If you've heard any Brazilian music in the past few years, it's a fair bet that you've experienced the work of Jacques Morelenbaum, as either a cellist, an arranger-orchestrator or a producer.
A minimal list of the artists he's assisted includes Marisa Monte, Cesaria Evora, Chico Buarque, Carlinhos Brown, Gal Costa, Simone and Joao Bosco. He has, in addition, participated in Grammy-winning albums by Caetano Veloso and Antonio Carlos Jobim.
Morelenbaum's association with Veloso and Jobim is particularly prominent. In recent years, he has collaborated with Veloso on numerous projects, including the Fellini film music renderings on "Omaggio a Federico e Giulietta"; the lovely Latin American classic songs of the "Fina Estampa" album; and the blend of Bahian rhythms and jazz horns in "Livro."
In each case, Morelenbaum's cello playing and arrangements played vital roles in the success of the music.
But he had an even longer association with Jobim, dating back decades. The vital, creative warmth of that relationship is intrinsic to the group he leads with Japanese pianist Ryuichi Sakamoto, Morelenbaum2/Sakamoto. (Morelenbaum2 refers to the added presence of the cellist's wife, singer Paula Morelenbaum.)
On Sept. 7, during a Southland weekend that will resonate with Brazilian music, the ensemble presents "The Music of Antonio Carlos Jobim" at the Knitting Factory Hollywood in support of the just-released CD "Casa." (Also performing that weekend will be the edgy young Brazilian ensemble Zuco 103 at the Conga Room on Sept. 6, and "The Beat of Brazil" with Ivan Lins, Monica Salmaso and others at the Hollywood Bowl on Sept. 8.)
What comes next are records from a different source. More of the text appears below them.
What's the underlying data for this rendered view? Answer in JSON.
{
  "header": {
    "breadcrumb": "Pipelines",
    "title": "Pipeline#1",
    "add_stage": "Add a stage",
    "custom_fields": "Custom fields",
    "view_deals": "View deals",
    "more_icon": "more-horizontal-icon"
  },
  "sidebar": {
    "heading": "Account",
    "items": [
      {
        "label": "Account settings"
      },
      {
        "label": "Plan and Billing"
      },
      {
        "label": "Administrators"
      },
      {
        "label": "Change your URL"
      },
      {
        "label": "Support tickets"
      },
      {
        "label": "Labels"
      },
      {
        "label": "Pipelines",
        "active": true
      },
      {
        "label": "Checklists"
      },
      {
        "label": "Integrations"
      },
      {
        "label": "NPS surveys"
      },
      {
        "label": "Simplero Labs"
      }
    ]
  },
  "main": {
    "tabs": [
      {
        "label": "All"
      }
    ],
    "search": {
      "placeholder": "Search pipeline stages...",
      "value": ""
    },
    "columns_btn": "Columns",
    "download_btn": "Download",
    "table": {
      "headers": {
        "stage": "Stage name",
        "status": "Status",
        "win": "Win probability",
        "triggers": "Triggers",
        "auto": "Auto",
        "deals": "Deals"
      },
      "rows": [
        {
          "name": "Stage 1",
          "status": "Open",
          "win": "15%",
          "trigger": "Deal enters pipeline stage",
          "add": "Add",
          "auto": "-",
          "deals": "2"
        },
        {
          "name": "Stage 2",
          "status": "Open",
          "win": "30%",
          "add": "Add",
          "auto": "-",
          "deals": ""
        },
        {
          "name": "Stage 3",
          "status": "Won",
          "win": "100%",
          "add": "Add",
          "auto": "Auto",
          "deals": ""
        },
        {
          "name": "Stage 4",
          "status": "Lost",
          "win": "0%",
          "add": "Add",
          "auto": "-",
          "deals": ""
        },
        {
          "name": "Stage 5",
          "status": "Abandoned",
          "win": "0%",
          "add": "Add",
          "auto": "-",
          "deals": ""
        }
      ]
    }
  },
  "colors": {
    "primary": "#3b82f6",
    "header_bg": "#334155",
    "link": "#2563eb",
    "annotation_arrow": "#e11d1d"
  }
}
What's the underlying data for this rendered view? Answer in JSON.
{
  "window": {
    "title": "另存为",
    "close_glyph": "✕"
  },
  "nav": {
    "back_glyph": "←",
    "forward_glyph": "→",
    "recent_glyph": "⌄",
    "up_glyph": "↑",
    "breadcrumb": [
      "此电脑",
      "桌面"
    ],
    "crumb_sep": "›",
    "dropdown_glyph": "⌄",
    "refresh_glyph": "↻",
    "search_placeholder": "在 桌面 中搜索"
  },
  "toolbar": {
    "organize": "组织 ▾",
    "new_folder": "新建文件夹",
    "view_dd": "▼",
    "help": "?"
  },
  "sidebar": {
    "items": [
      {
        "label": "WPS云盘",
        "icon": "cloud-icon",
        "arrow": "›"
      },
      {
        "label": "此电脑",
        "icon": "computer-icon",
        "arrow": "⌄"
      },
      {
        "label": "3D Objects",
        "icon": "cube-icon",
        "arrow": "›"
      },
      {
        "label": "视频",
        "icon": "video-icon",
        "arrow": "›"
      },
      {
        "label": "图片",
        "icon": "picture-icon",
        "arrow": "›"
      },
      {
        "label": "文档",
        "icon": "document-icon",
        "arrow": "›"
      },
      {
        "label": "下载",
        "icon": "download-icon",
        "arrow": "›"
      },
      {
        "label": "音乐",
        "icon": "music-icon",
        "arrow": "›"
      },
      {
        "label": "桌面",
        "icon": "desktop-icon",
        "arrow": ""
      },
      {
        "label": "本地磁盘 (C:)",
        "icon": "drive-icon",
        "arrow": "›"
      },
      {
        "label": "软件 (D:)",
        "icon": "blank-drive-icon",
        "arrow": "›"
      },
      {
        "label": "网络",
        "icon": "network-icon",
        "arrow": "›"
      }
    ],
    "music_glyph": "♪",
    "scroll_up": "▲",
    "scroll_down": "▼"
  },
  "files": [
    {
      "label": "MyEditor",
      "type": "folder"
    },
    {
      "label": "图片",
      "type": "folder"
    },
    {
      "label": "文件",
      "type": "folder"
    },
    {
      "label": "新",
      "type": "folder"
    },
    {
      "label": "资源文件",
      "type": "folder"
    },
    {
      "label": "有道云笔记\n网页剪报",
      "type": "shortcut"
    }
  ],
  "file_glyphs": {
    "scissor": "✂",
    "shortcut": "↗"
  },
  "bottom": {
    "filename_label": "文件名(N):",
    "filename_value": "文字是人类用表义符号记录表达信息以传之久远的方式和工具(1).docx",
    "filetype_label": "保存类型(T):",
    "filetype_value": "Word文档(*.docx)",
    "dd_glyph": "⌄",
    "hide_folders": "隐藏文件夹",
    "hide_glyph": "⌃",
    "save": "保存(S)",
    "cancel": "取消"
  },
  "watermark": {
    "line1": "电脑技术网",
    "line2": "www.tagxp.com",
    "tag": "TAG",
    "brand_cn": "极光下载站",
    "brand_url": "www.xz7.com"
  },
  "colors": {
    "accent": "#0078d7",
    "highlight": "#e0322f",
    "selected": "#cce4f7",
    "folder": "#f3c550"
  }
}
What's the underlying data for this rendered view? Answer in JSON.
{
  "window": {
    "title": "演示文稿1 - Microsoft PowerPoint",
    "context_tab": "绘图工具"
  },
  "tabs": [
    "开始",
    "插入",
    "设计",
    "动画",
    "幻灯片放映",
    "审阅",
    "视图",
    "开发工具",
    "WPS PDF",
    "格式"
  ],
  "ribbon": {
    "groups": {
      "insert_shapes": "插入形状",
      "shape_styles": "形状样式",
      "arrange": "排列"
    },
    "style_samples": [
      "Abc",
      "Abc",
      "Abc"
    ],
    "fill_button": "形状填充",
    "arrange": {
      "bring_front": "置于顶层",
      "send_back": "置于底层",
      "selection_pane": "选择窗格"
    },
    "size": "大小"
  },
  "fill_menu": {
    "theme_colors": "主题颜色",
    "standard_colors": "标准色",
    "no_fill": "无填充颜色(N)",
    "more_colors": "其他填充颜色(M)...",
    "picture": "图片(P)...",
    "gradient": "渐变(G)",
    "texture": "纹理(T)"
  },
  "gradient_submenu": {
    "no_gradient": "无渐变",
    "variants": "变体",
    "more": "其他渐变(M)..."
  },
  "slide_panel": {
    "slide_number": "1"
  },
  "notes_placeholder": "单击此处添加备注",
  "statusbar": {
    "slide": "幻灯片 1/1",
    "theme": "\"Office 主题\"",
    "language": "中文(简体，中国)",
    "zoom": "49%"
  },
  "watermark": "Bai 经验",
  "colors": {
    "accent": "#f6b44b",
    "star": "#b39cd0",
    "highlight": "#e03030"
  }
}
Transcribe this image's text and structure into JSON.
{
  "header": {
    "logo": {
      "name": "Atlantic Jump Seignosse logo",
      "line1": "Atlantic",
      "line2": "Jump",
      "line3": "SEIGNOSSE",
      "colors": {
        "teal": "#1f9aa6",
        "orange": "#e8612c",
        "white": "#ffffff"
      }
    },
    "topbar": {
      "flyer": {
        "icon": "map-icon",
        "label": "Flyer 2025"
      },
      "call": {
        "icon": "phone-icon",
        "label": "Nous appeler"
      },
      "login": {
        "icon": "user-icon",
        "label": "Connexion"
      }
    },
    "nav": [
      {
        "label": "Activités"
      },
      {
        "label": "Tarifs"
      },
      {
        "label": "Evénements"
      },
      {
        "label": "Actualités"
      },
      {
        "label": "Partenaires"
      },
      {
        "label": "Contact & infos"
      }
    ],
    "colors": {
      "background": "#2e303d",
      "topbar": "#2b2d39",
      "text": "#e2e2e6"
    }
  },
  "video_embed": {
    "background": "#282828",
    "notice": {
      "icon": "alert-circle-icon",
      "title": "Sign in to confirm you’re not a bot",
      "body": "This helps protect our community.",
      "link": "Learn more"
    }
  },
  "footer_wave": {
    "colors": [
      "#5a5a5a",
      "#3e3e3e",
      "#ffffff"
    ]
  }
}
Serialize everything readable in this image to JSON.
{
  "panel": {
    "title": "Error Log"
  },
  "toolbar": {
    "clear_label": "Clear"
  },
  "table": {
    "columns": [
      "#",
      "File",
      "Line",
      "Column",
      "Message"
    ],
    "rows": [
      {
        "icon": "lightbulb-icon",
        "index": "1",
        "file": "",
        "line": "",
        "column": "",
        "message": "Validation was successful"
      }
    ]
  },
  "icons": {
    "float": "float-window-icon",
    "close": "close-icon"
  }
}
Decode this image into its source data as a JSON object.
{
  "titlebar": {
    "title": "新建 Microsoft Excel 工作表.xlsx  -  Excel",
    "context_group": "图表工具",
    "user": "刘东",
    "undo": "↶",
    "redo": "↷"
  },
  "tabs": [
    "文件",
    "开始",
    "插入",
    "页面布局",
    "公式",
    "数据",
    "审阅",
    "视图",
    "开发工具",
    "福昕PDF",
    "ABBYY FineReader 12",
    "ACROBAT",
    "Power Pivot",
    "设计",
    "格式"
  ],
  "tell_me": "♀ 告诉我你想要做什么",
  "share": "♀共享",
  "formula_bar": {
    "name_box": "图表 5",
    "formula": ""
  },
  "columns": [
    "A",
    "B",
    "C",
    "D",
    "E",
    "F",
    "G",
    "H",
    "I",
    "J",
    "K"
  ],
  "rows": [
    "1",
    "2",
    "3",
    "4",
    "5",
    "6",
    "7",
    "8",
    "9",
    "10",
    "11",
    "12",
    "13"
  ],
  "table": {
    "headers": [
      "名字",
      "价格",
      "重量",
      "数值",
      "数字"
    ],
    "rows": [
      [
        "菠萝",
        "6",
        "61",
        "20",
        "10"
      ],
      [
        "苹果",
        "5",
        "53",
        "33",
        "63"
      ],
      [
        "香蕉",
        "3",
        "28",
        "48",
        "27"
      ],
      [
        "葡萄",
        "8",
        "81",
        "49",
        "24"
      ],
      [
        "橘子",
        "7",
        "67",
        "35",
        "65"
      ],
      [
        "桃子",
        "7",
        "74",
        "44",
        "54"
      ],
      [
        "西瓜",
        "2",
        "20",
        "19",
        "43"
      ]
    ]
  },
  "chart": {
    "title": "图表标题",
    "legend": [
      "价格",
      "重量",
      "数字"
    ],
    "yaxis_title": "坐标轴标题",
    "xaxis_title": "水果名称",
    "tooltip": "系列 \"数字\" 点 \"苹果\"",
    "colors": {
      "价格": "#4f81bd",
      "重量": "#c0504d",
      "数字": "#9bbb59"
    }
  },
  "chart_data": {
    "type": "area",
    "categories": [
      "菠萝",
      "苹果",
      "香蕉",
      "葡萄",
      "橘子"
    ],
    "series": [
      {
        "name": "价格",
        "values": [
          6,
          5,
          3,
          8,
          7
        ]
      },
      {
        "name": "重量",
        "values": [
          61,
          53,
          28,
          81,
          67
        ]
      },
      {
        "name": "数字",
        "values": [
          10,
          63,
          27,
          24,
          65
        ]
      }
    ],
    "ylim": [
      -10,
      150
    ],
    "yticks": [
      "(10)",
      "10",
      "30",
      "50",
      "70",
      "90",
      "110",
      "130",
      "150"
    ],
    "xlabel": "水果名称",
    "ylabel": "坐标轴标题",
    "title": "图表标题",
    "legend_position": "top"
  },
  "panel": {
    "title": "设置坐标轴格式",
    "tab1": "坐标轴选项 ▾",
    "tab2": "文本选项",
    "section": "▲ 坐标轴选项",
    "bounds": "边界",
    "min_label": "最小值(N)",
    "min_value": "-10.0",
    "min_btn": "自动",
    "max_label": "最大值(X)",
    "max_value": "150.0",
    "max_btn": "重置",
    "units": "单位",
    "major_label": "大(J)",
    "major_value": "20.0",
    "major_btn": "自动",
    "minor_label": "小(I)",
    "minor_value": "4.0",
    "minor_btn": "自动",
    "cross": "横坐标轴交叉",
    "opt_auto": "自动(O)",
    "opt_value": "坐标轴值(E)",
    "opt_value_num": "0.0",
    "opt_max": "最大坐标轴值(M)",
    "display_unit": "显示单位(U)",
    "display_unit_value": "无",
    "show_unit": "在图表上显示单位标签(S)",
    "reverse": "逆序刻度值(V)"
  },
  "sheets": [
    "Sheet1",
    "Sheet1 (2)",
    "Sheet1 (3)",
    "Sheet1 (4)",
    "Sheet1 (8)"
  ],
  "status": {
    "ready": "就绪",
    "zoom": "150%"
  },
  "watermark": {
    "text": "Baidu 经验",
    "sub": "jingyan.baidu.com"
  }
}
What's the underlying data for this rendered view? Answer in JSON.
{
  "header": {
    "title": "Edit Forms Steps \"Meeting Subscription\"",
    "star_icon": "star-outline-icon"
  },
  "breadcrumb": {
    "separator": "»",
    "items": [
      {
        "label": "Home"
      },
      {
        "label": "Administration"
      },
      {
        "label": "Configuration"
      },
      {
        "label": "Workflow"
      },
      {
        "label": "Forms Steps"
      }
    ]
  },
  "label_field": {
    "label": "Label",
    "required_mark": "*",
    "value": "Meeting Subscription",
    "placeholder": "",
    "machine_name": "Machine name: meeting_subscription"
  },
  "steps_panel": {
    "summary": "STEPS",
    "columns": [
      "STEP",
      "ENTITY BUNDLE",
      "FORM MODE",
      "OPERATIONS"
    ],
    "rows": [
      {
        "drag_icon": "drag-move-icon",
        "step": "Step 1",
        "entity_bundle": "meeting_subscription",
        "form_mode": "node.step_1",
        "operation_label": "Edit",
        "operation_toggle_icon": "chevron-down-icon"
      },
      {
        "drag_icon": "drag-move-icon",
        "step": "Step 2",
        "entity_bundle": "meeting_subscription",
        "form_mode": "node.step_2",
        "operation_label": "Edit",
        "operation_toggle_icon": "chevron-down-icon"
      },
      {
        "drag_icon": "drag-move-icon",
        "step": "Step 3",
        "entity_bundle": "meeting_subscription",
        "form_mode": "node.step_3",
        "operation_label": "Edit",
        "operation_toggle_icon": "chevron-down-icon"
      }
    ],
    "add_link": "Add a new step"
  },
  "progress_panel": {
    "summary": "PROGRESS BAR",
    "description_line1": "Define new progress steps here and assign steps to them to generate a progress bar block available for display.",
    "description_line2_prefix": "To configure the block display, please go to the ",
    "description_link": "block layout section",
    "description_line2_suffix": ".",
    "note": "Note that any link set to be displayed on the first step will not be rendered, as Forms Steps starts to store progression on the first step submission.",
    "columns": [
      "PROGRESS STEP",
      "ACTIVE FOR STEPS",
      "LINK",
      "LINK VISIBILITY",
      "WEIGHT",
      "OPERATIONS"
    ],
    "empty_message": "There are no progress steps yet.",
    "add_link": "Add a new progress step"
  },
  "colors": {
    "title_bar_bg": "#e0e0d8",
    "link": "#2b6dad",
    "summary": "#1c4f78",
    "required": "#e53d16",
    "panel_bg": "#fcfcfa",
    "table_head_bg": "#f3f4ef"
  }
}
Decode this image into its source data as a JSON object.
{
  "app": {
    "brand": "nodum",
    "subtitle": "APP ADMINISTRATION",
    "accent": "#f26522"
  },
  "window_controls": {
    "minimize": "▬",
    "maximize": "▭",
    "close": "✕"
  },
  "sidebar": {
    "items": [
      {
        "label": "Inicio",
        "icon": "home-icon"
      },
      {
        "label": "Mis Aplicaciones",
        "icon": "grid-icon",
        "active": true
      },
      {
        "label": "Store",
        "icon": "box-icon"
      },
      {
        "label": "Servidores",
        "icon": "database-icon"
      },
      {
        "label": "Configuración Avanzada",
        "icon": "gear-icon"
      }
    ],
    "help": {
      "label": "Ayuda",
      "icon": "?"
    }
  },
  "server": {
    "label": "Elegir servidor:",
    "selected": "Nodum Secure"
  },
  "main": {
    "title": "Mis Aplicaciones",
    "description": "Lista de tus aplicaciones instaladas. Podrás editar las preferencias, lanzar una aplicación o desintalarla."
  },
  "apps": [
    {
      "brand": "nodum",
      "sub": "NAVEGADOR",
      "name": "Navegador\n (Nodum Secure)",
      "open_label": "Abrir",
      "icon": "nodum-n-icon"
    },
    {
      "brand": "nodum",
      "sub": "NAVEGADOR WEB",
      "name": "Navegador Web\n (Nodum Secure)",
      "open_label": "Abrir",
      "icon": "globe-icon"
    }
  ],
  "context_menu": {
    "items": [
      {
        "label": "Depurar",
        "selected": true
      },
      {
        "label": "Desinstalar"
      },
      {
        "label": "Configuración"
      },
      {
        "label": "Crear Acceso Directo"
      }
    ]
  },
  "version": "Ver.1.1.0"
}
Surprisingly, Morelenbaum, 48, didn't really discover Jobim or bossa nova until he was in his late teens.
"When I was young, I was attached to classical music and to rock," he recalls. "I actually knew very little about Brazilian music. At that time, I was mostly interested in groups like Cream, Deep Purple and Jethro Tull, and I didn't begin to pay attention to Brazilian music until I was around 17--first to the guys who made a connection between Brazilian music and rock, and then, through Tropicalismo, to bossa nova."
After that discovery, it became a fundamental aspect of Morelenbaum's musical view, enhanced by his far-reaching relationship with Jobim. In 1995, a year after the death of the great bossa nova composer, Morelenbaum was invited to perform at a celebratory jazz festival in Rio.
"I was supposed to have two Brazilian guests and one international guest," he says. "So I invited Ryuichi, because I already knew about his great passion for Jobim's work. I also asked Jobim's widow, Ana, if I could take Ryuichi to visit their house. It was a very familiar place to me since, for 10 years, I was there almost every night playing with Jobim.
"But Ryuichi looked as though he was entering a Buddhist temple. He was afraid, at first, to even touch Jobim's piano. Finally, and only when Ana insisted, did he play a few notes. And as it turned out, that was a big moment for me too, because the gap in my life when Jobim passed away was very dark and very deep. And then, for the first time, I was hearing the sound of his piano being played in that room that I knew so well."
The impact of that experience remained with Morelenbaum and Sakamoto for years, throughout their frequent musical collaborations. But it remained for Paula Morelenbaum, a few years later, to come up with the idea that transformed it into the recording of "Casa" and the current tour.
"We were doing a series of trio concerts in Europe," recalls Morelenbaum, "when Paula said, 'Why don't we do an album, the three of us, of Tom Jobim's songs, and do it at his house?' Well, Ryuichi just jumped out of his chair and said, 'OK, let's do it!' "
Morelenbaum discussed the project with Ana Jobim, who agreed.
"And so," he says, "after six years I could finally play again in that room, I could listen again to the piano sounding together with my cello and Paula's voice. We tend to associate music with different feelings we have. I tend to associate it a lot with visual aspects even though I mostly play with my eyes closed.
"So playing Jobim's music, looking through the same window in that special place--just beside the Rio de Janeiro forest, where you can see the ocean and you can see a big lake--it was a very special experience."
Given that Jobim's home was not an acoustically soundproofed studio, it was an experience with some potential recording problems. But even here, the project took on special qualities.
"It was summertime and it was very hot," Morelenbaum says. "But we couldn't use the air-conditioning because of the recording, so we had the windows open. And--this was Ryuichi's concept--we decided that it was all right, that it was appropriate for the music to also include all the surrounding sounds of nature."